= PROBLEM DETAILS =
Every record is to be printed exactly as it appears.

= DATA FOR THIS TASK =
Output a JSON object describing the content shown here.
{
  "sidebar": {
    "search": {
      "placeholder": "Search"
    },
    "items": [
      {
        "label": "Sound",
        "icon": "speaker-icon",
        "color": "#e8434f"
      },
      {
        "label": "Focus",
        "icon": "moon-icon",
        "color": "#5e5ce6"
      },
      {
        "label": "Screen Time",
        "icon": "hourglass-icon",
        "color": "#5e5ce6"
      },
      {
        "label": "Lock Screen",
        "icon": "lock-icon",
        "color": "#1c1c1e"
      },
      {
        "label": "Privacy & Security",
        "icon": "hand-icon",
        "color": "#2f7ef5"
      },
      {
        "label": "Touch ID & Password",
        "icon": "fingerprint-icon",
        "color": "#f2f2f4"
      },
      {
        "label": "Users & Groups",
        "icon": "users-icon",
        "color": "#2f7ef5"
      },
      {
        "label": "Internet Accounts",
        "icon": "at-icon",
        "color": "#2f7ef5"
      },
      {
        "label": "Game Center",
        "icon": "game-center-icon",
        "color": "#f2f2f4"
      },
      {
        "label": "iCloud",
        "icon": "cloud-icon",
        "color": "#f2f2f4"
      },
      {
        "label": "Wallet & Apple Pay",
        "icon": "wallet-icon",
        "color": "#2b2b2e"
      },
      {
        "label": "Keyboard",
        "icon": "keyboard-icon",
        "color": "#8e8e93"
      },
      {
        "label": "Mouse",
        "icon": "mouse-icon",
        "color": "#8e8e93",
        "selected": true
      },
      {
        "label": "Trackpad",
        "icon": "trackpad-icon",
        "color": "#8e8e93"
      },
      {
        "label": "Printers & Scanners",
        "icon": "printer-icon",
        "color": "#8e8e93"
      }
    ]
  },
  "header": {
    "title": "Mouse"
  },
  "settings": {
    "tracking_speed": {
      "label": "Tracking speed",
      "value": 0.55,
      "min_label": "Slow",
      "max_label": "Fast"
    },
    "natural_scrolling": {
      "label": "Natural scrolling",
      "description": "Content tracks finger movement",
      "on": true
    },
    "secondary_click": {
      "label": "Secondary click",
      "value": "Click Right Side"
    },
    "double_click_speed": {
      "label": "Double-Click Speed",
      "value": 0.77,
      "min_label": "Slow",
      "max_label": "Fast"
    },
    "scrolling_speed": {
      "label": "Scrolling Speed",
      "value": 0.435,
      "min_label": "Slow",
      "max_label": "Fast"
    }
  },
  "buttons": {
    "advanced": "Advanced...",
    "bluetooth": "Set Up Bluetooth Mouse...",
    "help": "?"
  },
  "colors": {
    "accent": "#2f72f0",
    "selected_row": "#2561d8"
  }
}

= TASK OUTPUT =
Output a JSON object describing the content shown here.
{
  "sidebar": {
    "search": {
      "placeholder": "Search"
    },
    "items": [
      {
        "label": "Sound",
        "icon": "speaker-icon",
        "color": "#e8434f"
      },
      {
        "label": "Focus",
        "icon": "moon-icon",
        "color": "#5e5ce6"
      },
      {
        "label": "Screen Time",
        "icon": "hourglass-icon",
        "color": "#5e5ce6"
      },
      {
        "label": "Lock Screen",
        "icon": "lock-icon",
        "color": "#1c1c1e"
      },
      {
        "label": "Privacy & Security",
        "icon": "hand-icon",
        "color": "#2f7ef5"
      },
      {
        "label": "Touch ID & Password",
        "icon": "fingerprint-icon",
        "color": "#f2f2f4"
      },
      {
        "label": "Users & Groups",
        "icon": "users-icon",
        "color": "#2f7ef5"
      },
      {
        "label": "Internet Accounts",
        "icon": "at-icon",
        "color": "#2f7ef5"
      },
      {
        "label": "Game Center",
        "icon": "game-center-icon",
        "color": "#f2f2f4"
      },
      {
        "label": "iCloud",
        "icon": "cloud-icon",
        "color": "#f2f2f4"
      },
      {
        "label": "Wallet & Apple Pay",
        "icon": "wallet-icon",
        "color": "#2b2b2e"
      },
      {
        "label": "Keyboard",
        "icon": "keyboard-icon",
        "color": "#8e8e93"
      },
      {
        "label": "Mouse",
        "icon": "mouse-icon",
        "color": "#8e8e93",
        "selected": true
      },
      {
        "label": "Trackpad",
        "icon": "trackpad-icon",
        "color": "#8e8e93"
      },
      {
        "label": "Printers & Scanners",
        "icon": "printer-icon",
        "color": "#8e8e93"
      }
    ]
  },
  "header": {
    "title": "Mouse"
  },
  "settings": {
    "tracking_speed": {
      "label": "Tracking speed",
      "value": 0.55,
      "min_label": "Slow",
      "max_label": "Fast"
    },
    "natural_scrolling": {
      "label": "Natural scrolling",
      "description": "Content tracks finger movement",
      "on": true
    },
    "secondary_click": {
      "label": "Secondary click",
      "value": "Click Right Side"
    },
    "double_click_speed": {
      "label": "Double-Click Speed",
      "value": 0.77,
      "min_label": "Slow",
      "max_label": "Fast"
    },
    "scrolling_speed": {
      "label": "Scrolling Speed",
      "value": 0.435,
      "min_label": "Slow",
      "max_label": "Fast"
    }
  },
  "buttons": {
    "advanced": "Advanced...",
    "bluetooth": "Set Up Bluetooth Mouse...",
    "help": "?"
  },
  "colors": {
    "accent": "#2f72f0",
    "selected_row": "#2561d8"
  }
}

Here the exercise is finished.